Take Me to Your Leader

12 November 2018 - 5 January 2019

An alien lands its spacecraft on the earth. It addresses the first thing it presumes to be an inhabitant of this planet, which is sometimes a stone, sometimes a cat, a bottle of champagne, a horse, a tree stump. The alien demands: Take me to your leader

By having endlessly been rehashed in cartoons and movies, in GIFs and memes, on tote bags and t-shirts, this sentence has inscribed itself into our collective Western repertoire of catchphrases. One of its more popular variations is a red-eyed, joint-smoking alien: “Take me to your dealer”. A rather lame play on words and yet, from it emerges a whole string of questions worthy to contemplate: Who asks, who answers? Who leads, who misleads, and who follows?

Take Me to Your Leader, Anahita Razmi’s third solo exhibition at Carbon 12, brings together new video, print and sculptural works that proceed from her recent projects New EastEnders and THE FUTURE STATE. Razmi explores the complexities of (visual) language and power structures specifically in relation to contemporary Eastern cultures and politics. She plays with words and images – she follows their trajectories, mixes them up, takes them apart, charges and unloads them, explores their allure and studies the potential that lies in misunderstandings, and failed communication. Where do shifts and displacements occur? And how could they matter?

In 16th century Japan, the textiles for the jinbaori, war surcoats worn by samurai over their armor, would occasionally be imported from China or Europe. But in one odd case, a Persian carpet adorned with traditional motifs made its way to Japan, was rendered useless in its original floor-decorating function and turned into a jinbaori for a high rank samurai – a materialized misunderstanding, telling a history of multiple displacements. With REIGN COATS, a limited edition of newly tailored carpet jinbaoris, Razmi interweaves the historical eclecticism of the carpet-cum-vest with current economic questions of production and outsourcing.

The British cult TV series EastEnders becomes New EastEnders, a soap opera set in the vaguely defined context of the Middle and Far East.
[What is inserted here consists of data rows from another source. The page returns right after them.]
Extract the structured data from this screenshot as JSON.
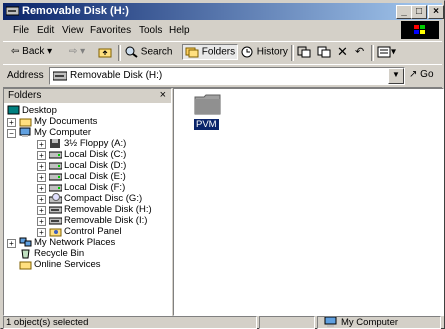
{
  "window": {
    "title": "Removable Disk (H:)"
  },
  "menu": [
    {
      "label": "File"
    },
    {
      "label": "Edit"
    },
    {
      "label": "View"
    },
    {
      "label": "Favorites"
    },
    {
      "label": "Tools"
    },
    {
      "label": "Help"
    }
  ],
  "toolbar": {
    "back": "Back",
    "search": "Search",
    "folders": "Folders",
    "history": "History"
  },
  "address": {
    "label": "Address",
    "value": "Removable Disk (H:)",
    "go": "Go"
  },
  "folders_pane": {
    "title": "Folders",
    "tree": [
      {
        "label": "Desktop",
        "icon": "desktop-icon"
      },
      {
        "label": "My Documents",
        "icon": "folder-icon"
      },
      {
        "label": "My Computer",
        "icon": "computer-icon"
      },
      {
        "label": "3½ Floppy (A:)",
        "icon": "floppy-icon"
      },
      {
        "label": "Local Disk (C:)",
        "icon": "drive-icon"
      },
      {
        "label": "Local Disk (D:)",
        "icon": "drive-icon"
      },
      {
        "label": "Local Disk (E:)",
        "icon": "drive-icon"
      },
      {
        "label": "Local Disk (F:)",
        "icon": "drive-icon"
      },
      {
        "label": "Compact Disc (G:)",
        "icon": "cd-icon"
      },
      {
        "label": "Removable Disk (H:)",
        "icon": "removable-icon"
      },
      {
        "label": "Removable Disk (I:)",
        "icon": "removable-icon"
      },
      {
        "label": "Control Panel",
        "icon": "control-panel-icon"
      },
      {
        "label": "My Network Places",
        "icon": "network-icon"
      },
      {
        "label": "Recycle Bin",
        "icon": "recycle-bin-icon"
      },
      {
        "label": "Online Services",
        "icon": "folder-icon"
      }
    ]
  },
  "content": {
    "items": [
      {
        "label": "PVM",
        "icon": "folder-icon",
        "selected": true
      }
    ]
  },
  "status": {
    "left": "1 object(s) selected",
    "right": "My Computer"
  }
}
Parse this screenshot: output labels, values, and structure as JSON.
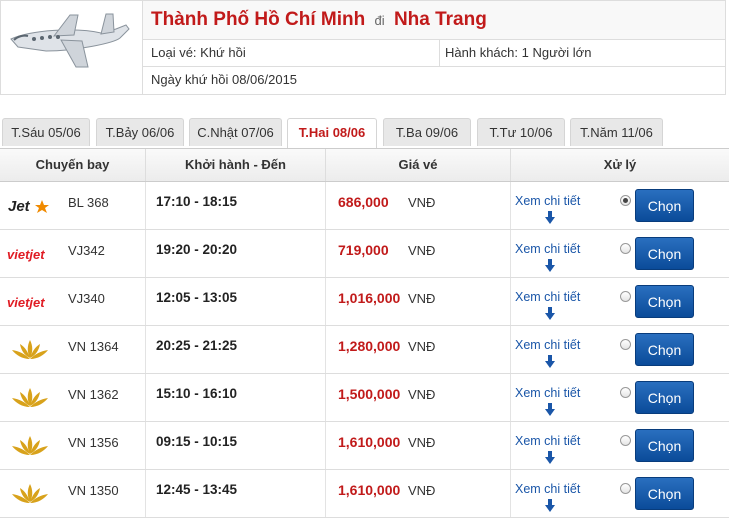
{
  "search": {
    "origin": "Thành Phố Hồ Chí Minh",
    "connector": "đi",
    "destination": "Nha Trang",
    "ticket_type": "Loại vé: Khứ hồi",
    "passengers": "Hành khách: 1 Người lớn",
    "return_date": "Ngày khứ hồi 08/06/2015"
  },
  "tabs": [
    {
      "label": "T.Sáu 05/06",
      "active": false
    },
    {
      "label": "T.Bảy 06/06",
      "active": false
    },
    {
      "label": "C.Nhật 07/06",
      "active": false
    },
    {
      "label": "T.Hai 08/06",
      "active": true
    },
    {
      "label": "T.Ba 09/06",
      "active": false
    },
    {
      "label": "T.Tư 10/06",
      "active": false
    },
    {
      "label": "T.Năm 11/06",
      "active": false
    }
  ],
  "table": {
    "headers": {
      "airline": "Chuyến bay",
      "time": "Khởi hành - Đến",
      "price": "Giá vé",
      "action": "Xử lý"
    },
    "detail_label": "Xem chi tiết",
    "choose_label": "Chọn",
    "rows": [
      {
        "airline": "jetstar-logo",
        "flight": "BL 368",
        "time": "17:10 - 18:15",
        "price": "686,000",
        "currency": "VNĐ",
        "selected": true
      },
      {
        "airline": "vietjet-logo",
        "flight": "VJ342",
        "time": "19:20 - 20:20",
        "price": "719,000",
        "currency": "VNĐ",
        "selected": false
      },
      {
        "airline": "vietjet-logo",
        "flight": "VJ340",
        "time": "12:05 - 13:05",
        "price": "1,016,000",
        "currency": "VNĐ",
        "selected": false
      },
      {
        "airline": "vietnam-airlines-logo",
        "flight": "VN 1364",
        "time": "20:25 - 21:25",
        "price": "1,280,000",
        "currency": "VNĐ",
        "selected": false
      },
      {
        "airline": "vietnam-airlines-logo",
        "flight": "VN 1362",
        "time": "15:10 - 16:10",
        "price": "1,500,000",
        "currency": "VNĐ",
        "selected": false
      },
      {
        "airline": "vietnam-airlines-logo",
        "flight": "VN 1356",
        "time": "09:15 - 10:15",
        "price": "1,610,000",
        "currency": "VNĐ",
        "selected": false
      },
      {
        "airline": "vietnam-airlines-logo",
        "flight": "VN 1350",
        "time": "12:45 - 13:45",
        "price": "1,610,000",
        "currency": "VNĐ",
        "selected": false
      }
    ]
  },
  "logos": {
    "jetstar_text": "Jet",
    "vietjet_text": "vietjet"
  },
  "colors": {
    "accent_red": "#c11a1a",
    "button_blue": "#0b4b99",
    "link_blue": "#1a56a8",
    "vna_gold": "#d8a21b"
  }
}
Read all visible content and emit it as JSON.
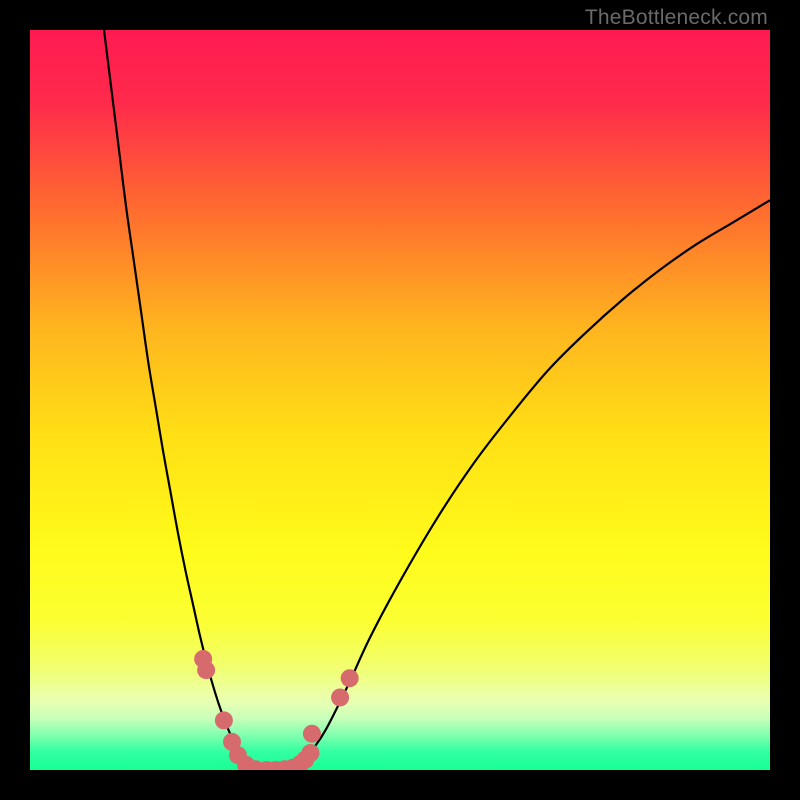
{
  "watermark": "TheBottleneck.com",
  "chart_data": {
    "type": "line",
    "title": "",
    "xlabel": "",
    "ylabel": "",
    "xlim": [
      0,
      100
    ],
    "ylim": [
      0,
      100
    ],
    "grid": false,
    "legend": false,
    "gradient_stops": [
      {
        "pos": 0.0,
        "color": "#ff1a52"
      },
      {
        "pos": 0.1,
        "color": "#ff2b4b"
      },
      {
        "pos": 0.25,
        "color": "#ff6f2e"
      },
      {
        "pos": 0.4,
        "color": "#ffb41f"
      },
      {
        "pos": 0.55,
        "color": "#ffe015"
      },
      {
        "pos": 0.7,
        "color": "#fffb1a"
      },
      {
        "pos": 0.8,
        "color": "#fbff33"
      },
      {
        "pos": 0.86,
        "color": "#f2ff6e"
      },
      {
        "pos": 0.905,
        "color": "#eaffb0"
      },
      {
        "pos": 0.93,
        "color": "#c9ffba"
      },
      {
        "pos": 0.955,
        "color": "#7affae"
      },
      {
        "pos": 0.975,
        "color": "#33ffa1"
      },
      {
        "pos": 1.0,
        "color": "#16ff95"
      }
    ],
    "series": [
      {
        "name": "left-curve",
        "stroke": "#000000",
        "points": [
          [
            10,
            100
          ],
          [
            11,
            92
          ],
          [
            12,
            84
          ],
          [
            13,
            76
          ],
          [
            14,
            69
          ],
          [
            15,
            62
          ],
          [
            16,
            55
          ],
          [
            17,
            49
          ],
          [
            18,
            43
          ],
          [
            19,
            37.5
          ],
          [
            20,
            32
          ],
          [
            21,
            27
          ],
          [
            22,
            22.5
          ],
          [
            23,
            18
          ],
          [
            24,
            14
          ],
          [
            25,
            10.5
          ],
          [
            26,
            7.5
          ],
          [
            27,
            5
          ],
          [
            28,
            3
          ],
          [
            29,
            1.3
          ],
          [
            30,
            0.3
          ],
          [
            31,
            0
          ]
        ]
      },
      {
        "name": "right-curve",
        "stroke": "#000000",
        "points": [
          [
            35,
            0
          ],
          [
            36,
            0.3
          ],
          [
            37,
            1.2
          ],
          [
            38,
            2.5
          ],
          [
            40,
            5.5
          ],
          [
            43,
            11.5
          ],
          [
            46,
            18
          ],
          [
            50,
            25.5
          ],
          [
            55,
            34
          ],
          [
            60,
            41.5
          ],
          [
            65,
            48
          ],
          [
            70,
            54
          ],
          [
            75,
            59
          ],
          [
            80,
            63.5
          ],
          [
            85,
            67.5
          ],
          [
            90,
            71
          ],
          [
            95,
            74
          ],
          [
            100,
            77
          ]
        ]
      },
      {
        "name": "pink-dots-left",
        "stroke": "#d76a6d",
        "type": "scatter",
        "points": [
          [
            23.4,
            15.0
          ],
          [
            23.8,
            13.5
          ],
          [
            26.2,
            6.7
          ],
          [
            27.3,
            3.8
          ],
          [
            28.1,
            2.0
          ],
          [
            29.2,
            0.7
          ],
          [
            30.5,
            0.1
          ]
        ]
      },
      {
        "name": "pink-dots-right",
        "stroke": "#d76a6d",
        "type": "scatter",
        "points": [
          [
            32.0,
            0.0
          ],
          [
            33.2,
            0.0
          ],
          [
            34.4,
            0.1
          ],
          [
            35.5,
            0.3
          ],
          [
            36.5,
            0.8
          ],
          [
            37.2,
            1.4
          ],
          [
            37.9,
            2.3
          ],
          [
            38.1,
            4.9
          ],
          [
            41.9,
            9.8
          ],
          [
            43.2,
            12.4
          ]
        ]
      }
    ]
  }
}
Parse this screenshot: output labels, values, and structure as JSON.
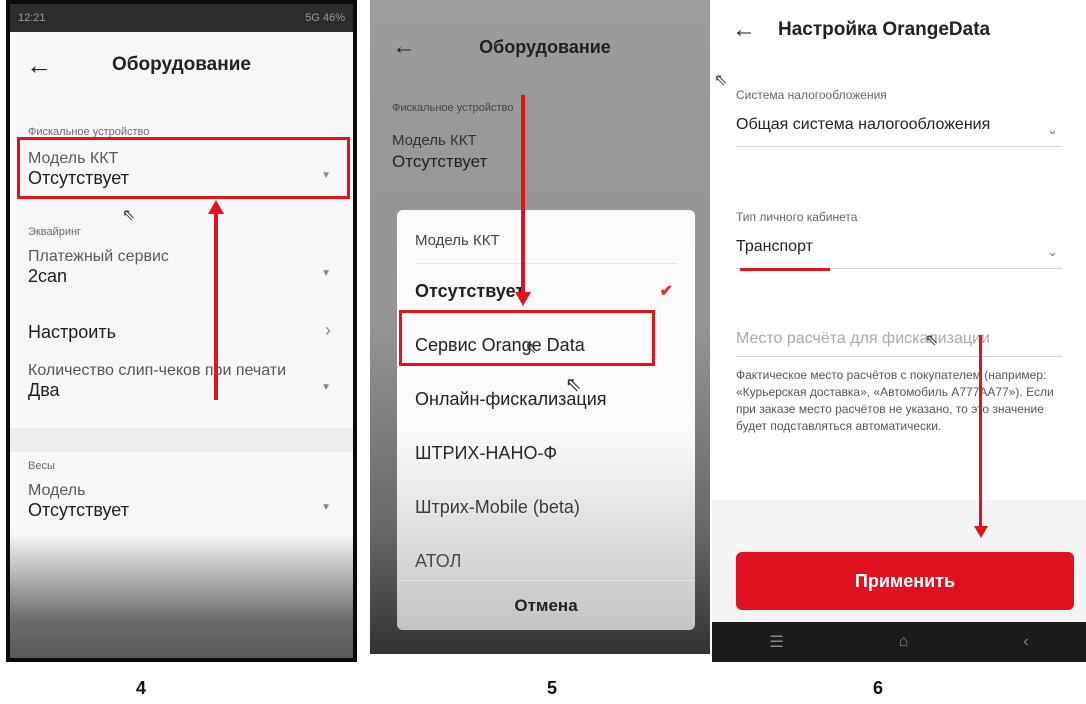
{
  "panel4": {
    "status_time": "12:21",
    "status_icons": "5G 46%",
    "title": "Оборудование",
    "fiscal_section": "Фискальное устройство",
    "kkt_label": "Модель ККТ",
    "kkt_value": "Отсутствует",
    "acquiring_section": "Эквайринг",
    "payment_label": "Платежный сервис",
    "payment_value": "2can",
    "configure_label": "Настроить",
    "slips_label": "Количество слип-чеков при печати",
    "slips_value": "Два",
    "scales_section": "Весы",
    "scales_label": "Модель",
    "scales_value": "Отсутствует",
    "step": "4"
  },
  "panel5": {
    "title": "Оборудование",
    "bg_fiscal_section": "Фискальное устройство",
    "bg_kkt_label": "Модель ККТ",
    "bg_kkt_value": "Отсутствует",
    "dialog_title": "Модель ККТ",
    "options": [
      "Отсутствует",
      "Сервис Orange Data",
      "Онлайн-фискализация",
      "ШТРИХ-НАНО-Ф",
      "Штрих-Mobile (beta)",
      "АТОЛ"
    ],
    "selected_option": "Отсутствует",
    "cancel_label": "Отмена",
    "step": "5"
  },
  "panel6": {
    "title": "Настройка OrangeData",
    "tax_label": "Система налогообложения",
    "tax_value": "Общая система налогообложения",
    "cabinet_label": "Тип личного кабинета",
    "cabinet_value": "Транспорт",
    "place_placeholder": "Место расчёта для фискализации",
    "place_helper": "Фактическое место расчётов с покупателем (например: «Курьерская доставка», «Автомобиль А777АА77»). Если при заказе место расчётов не указано, то это значение будет подставляться автоматически.",
    "apply_label": "Применить",
    "step": "6"
  },
  "colors": {
    "accent_red": "#e4121c",
    "button_red": "#e0121f"
  }
}
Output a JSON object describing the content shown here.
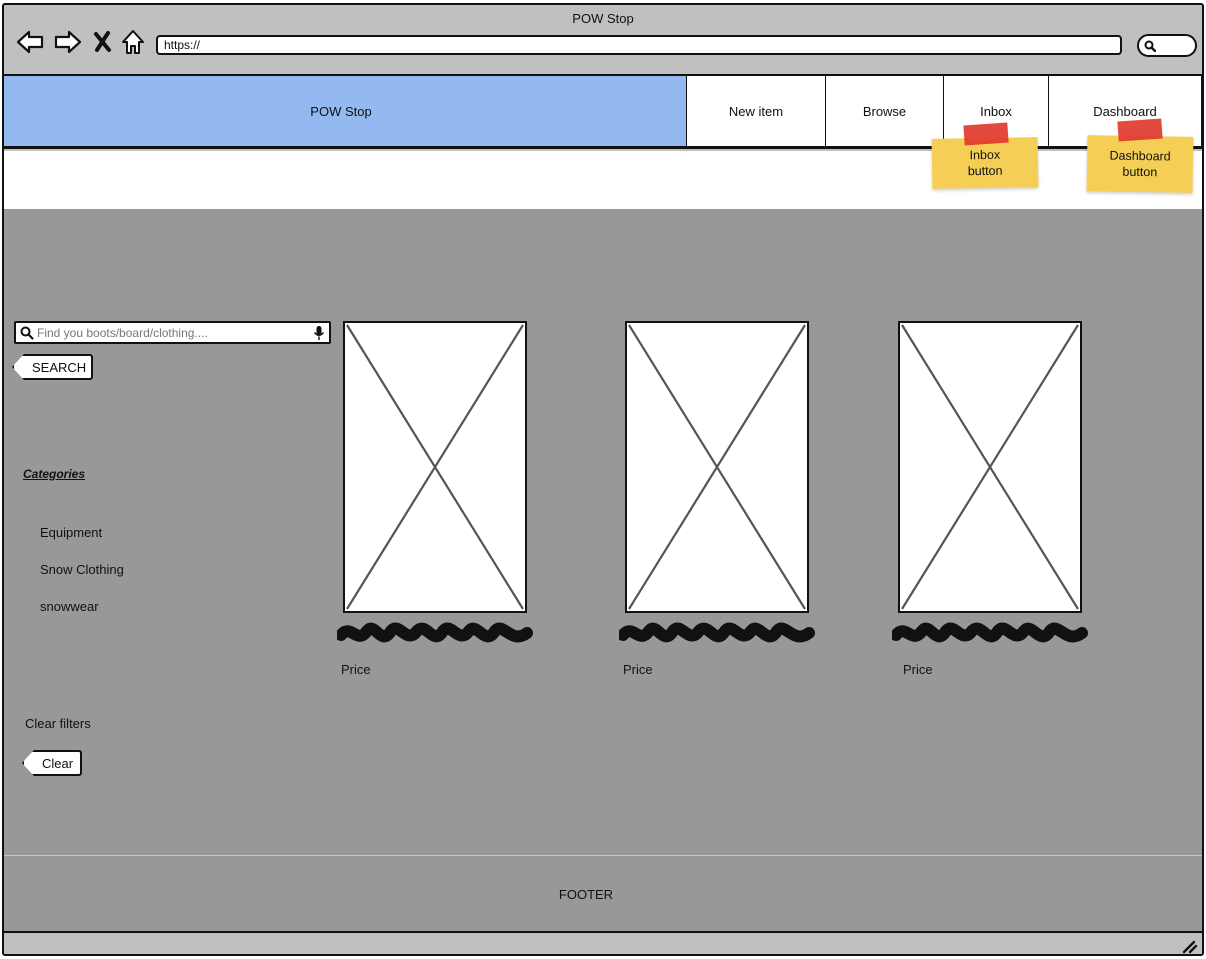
{
  "browser": {
    "title": "POW Stop",
    "url": "https://"
  },
  "header": {
    "brand": "POW Stop",
    "nav": [
      {
        "label": "New item"
      },
      {
        "label": "Browse"
      },
      {
        "label": "Inbox"
      },
      {
        "label": "Dashboard"
      }
    ]
  },
  "sidebar": {
    "search_placeholder": "Find you boots/board/clothing....",
    "search_button": "SEARCH",
    "categories_title": "Categories",
    "categories": [
      {
        "label": "Equipment"
      },
      {
        "label": "Snow Clothing"
      },
      {
        "label": "snowwear"
      }
    ],
    "clear_label": "Clear filters",
    "clear_button": "Clear"
  },
  "products": [
    {
      "price_label": "Price"
    },
    {
      "price_label": "Price"
    },
    {
      "price_label": "Price"
    }
  ],
  "footer": {
    "text": "FOOTER"
  },
  "annotations": [
    {
      "text_line1": "Inbox",
      "text_line2": "button"
    },
    {
      "text_line1": "Dashboard",
      "text_line2": "button"
    }
  ],
  "colors": {
    "brand_bg": "#93b9f0",
    "content_bg": "#989898",
    "chrome_bg": "#c0c0c0",
    "sticky_note": "#f5cf55",
    "tape": "#e03a2f"
  },
  "icons": [
    "back-arrow-icon",
    "forward-arrow-icon",
    "close-x-icon",
    "home-icon",
    "search-icon",
    "microphone-icon",
    "placeholder-image-icon",
    "resize-grip-icon"
  ]
}
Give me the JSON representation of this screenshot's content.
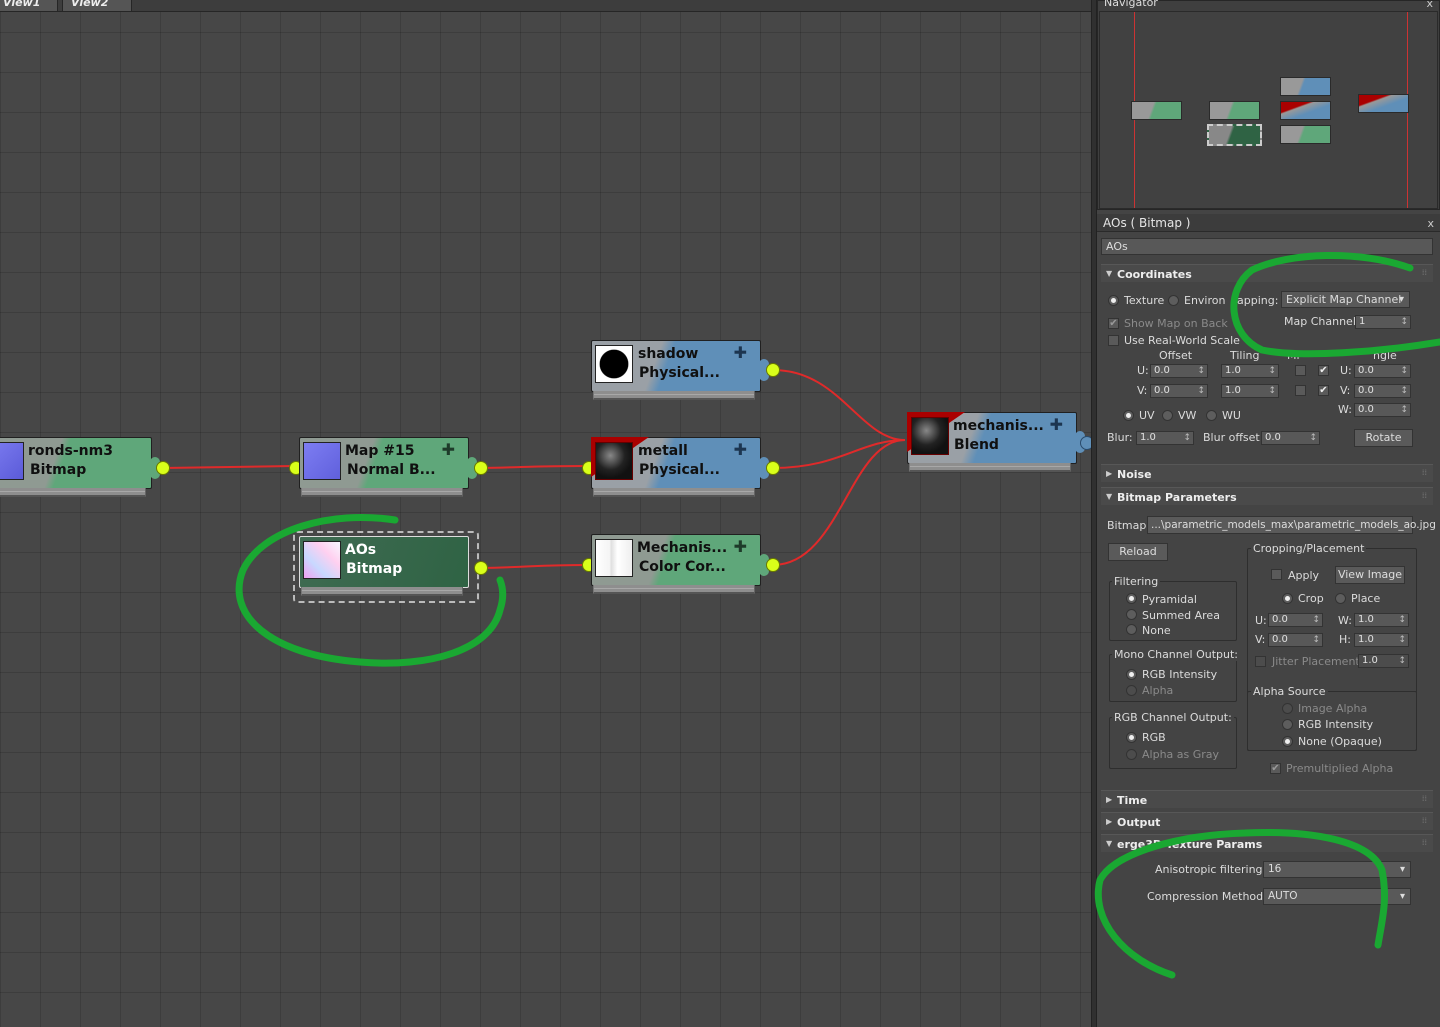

A cliffhanger, as the name implies, leaves us in suspense, dangling in mid-narrative. Equally predictable but effective operates a trailer, which teases, hints, entices. In her conception of the fictive soap opera, Razmi lets these tried and trusted medial strategies get trapped in the reverberation of their own structures – because the series doesn’t exist except in the generic, cliché-ridden “Spoilers“ and “Trailers“ that advertise or, respectively, preempt it.  

In a sudden plot twist Blue will be Yellow, Green will be Pink. The letters L and D might move to switch places. And a slight tilt of the head might be enough to see things entirely different. So, here we are again. Leader or dealer? It depends on who you ask. It depends on where you are and where you go – after the pun.

— By Marie Sophie Beckmann